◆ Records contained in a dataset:
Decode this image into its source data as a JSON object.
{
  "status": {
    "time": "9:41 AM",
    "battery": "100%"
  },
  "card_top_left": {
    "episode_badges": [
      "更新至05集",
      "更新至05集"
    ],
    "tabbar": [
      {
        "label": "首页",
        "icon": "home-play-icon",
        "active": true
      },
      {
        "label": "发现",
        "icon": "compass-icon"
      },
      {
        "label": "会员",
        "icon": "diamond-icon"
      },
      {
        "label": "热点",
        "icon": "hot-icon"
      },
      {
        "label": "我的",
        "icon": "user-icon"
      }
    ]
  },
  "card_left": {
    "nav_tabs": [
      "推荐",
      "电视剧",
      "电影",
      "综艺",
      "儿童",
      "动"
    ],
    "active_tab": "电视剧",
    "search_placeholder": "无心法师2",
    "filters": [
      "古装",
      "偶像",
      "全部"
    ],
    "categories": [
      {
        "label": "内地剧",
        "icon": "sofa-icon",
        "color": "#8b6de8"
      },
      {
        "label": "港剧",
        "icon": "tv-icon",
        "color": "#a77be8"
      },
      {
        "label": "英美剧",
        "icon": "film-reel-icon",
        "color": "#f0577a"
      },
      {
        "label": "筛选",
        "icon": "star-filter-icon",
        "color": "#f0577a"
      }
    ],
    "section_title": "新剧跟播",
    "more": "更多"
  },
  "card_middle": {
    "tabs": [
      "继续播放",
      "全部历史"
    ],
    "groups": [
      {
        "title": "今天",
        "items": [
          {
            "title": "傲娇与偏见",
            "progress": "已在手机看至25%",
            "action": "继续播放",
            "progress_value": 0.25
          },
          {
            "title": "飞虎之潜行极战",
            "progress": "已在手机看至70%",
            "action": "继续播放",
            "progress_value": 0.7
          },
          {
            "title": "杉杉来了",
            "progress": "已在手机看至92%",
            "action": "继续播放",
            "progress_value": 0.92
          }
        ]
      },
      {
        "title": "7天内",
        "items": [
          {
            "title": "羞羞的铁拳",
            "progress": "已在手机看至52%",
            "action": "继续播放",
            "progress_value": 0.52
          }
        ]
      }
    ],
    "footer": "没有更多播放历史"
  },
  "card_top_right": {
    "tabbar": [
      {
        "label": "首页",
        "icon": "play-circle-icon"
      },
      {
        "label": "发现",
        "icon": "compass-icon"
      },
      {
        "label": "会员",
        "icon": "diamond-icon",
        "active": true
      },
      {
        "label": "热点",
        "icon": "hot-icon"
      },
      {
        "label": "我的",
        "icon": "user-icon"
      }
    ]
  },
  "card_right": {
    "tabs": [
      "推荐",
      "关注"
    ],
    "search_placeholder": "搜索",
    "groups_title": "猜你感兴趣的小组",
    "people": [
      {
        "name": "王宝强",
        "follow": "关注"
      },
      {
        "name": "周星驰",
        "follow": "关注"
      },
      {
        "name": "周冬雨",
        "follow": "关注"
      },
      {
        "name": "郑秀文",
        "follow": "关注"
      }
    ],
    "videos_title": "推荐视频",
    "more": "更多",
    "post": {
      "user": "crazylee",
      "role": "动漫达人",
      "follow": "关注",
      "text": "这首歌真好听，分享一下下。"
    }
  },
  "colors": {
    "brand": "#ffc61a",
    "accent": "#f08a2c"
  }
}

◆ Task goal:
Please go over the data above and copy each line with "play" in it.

◆ Solution for this task:
        "icon": "home-play-icon",
        "icon": "play-circle-icon"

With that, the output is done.